Former NSA director tells the Financial Times that a cyberattack could cripple the nation's banking system, power grid, and other essential infrastructure.
The United States faces "the cyber equivalent of the World Trade Center attack" unless urgent action is taken, a former U.S. intelligence chief warns.
John "Mike" McConnell, who served as director of the National Security Agency under President Clinton and then as director of national intelligence under George W. Bush and President Obama, told the Financial Times (subscription required) that such an attack would cripple the nation's banking system, power grid, and other essential infrastructure.
"We have had our 9/11 warning. Are we going to wait for the cyber equivalent of the collapse of the World Trade Centers?" McConnell said, referring to attacks on the Web sites of major banks and a cyberattack earlier this year that rendered two-thirds of the computers at Saudi Arabian oil company useless.
U.S. officials have blamed Iran for creating the Shamoon virus, which was responsible for a cyberattack that infected more than 30,000 computers at Saudi Aramco and Qatar's natural gas firm Rasgas in mid-August. McConnell echoed comments made in October by Defense Secretary Leon Panetta, who warned that the U.S. was facing the possibility of a "cyber-Pearl Harbor" perpetrated by foreign hackers.
"All of a sudden, the power doesn't work, there's no way you can get money, you can't get out of town, you can't get online, and banking, as a function to make the world work, starts to not be reliable," McConnell said. "Now, that is a cyber-Pearl Harbor, and it is achievable."

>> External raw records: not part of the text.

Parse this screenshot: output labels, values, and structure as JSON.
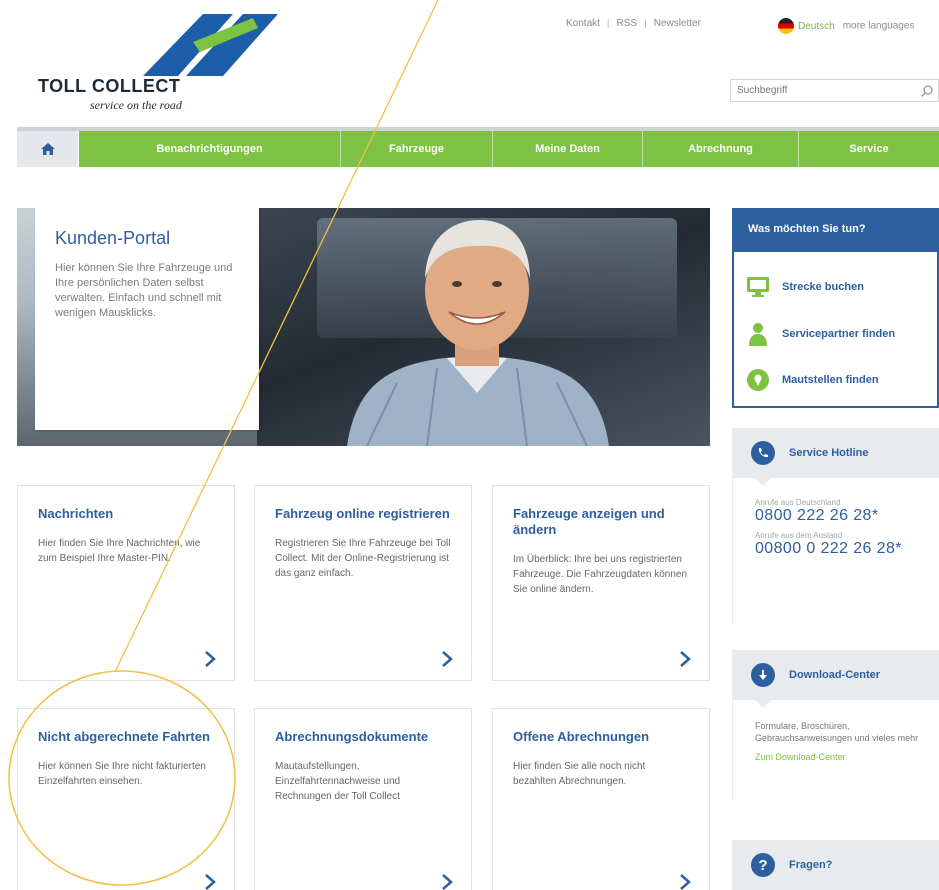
{
  "header": {
    "logo": {
      "name": "TOLL COLLECT",
      "tagline": "service on the road"
    },
    "toplinks": [
      "Kontakt",
      "RSS",
      "Newsletter"
    ],
    "language": {
      "current": "Deutsch",
      "more": "more languages"
    },
    "search": {
      "placeholder": "Suchbegriff"
    }
  },
  "nav": {
    "home_icon": "home-icon",
    "items": [
      "Benachrichtigungen",
      "Fahrzeuge",
      "Meine Daten",
      "Abrechnung",
      "Service"
    ]
  },
  "hero": {
    "title": "Kunden-Portal",
    "text": "Hier können Sie Ihre Fahrzeuge und Ihre persönlichen Daten selbst verwalten. Einfach und schnell mit wenigen Mausklicks."
  },
  "cards": [
    {
      "title": "Nachrichten",
      "text": "Hier finden Sie Ihre Nachrichten, wie zum Beispiel Ihre Master-PIN."
    },
    {
      "title": "Fahrzeug online registrieren",
      "text": "Registrieren Sie Ihre Fahrzeuge bei Toll Collect. Mit der Online-Registrierung ist das ganz einfach."
    },
    {
      "title": "Fahrzeuge anzeigen und ändern",
      "text": "Im Überblick: Ihre bei uns registrierten Fahrzeuge. Die Fahrzeugdaten können Sie online ändern."
    },
    {
      "title": "Nicht abgerechnete Fahrten",
      "text": "Hier können Sie Ihre nicht fakturierten Einzelfahrten einsehen."
    },
    {
      "title": "Abrechnungsdokumente",
      "text": "Mautaufstellungen, Einzelfahrtennachweise und Rechnungen der Toll Collect"
    },
    {
      "title": "Offene Abrechnungen",
      "text": "Hier finden Sie alle noch nicht bezahlten Abrechnungen."
    }
  ],
  "sidebar": {
    "todo": {
      "title": "Was möchten Sie tun?",
      "items": [
        "Strecke buchen",
        "Servicepartner finden",
        "Mautstellen finden"
      ]
    },
    "hotline": {
      "title": "Service Hotline",
      "de_label": "Anrufe aus Deutschland",
      "de_number": "0800 222 26 28*",
      "abroad_label": "Anrufe aus dem Ausland",
      "abroad_number": "00800 0 222 26 28*"
    },
    "download": {
      "title": "Download-Center",
      "text": "Formulare, Broschüren, Gebrauchsanweisungen und vieles mehr",
      "link": "Zum Download-Center"
    },
    "faq": {
      "title": "Fragen?"
    }
  },
  "colors": {
    "brand_blue": "#2d5f9f",
    "brand_green": "#7dc242",
    "annotation": "#f0c040"
  }
}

McConnell expressed doubt that Iran or any terrorist group could mount such an attack but said it was only a matter of time before they had the capability.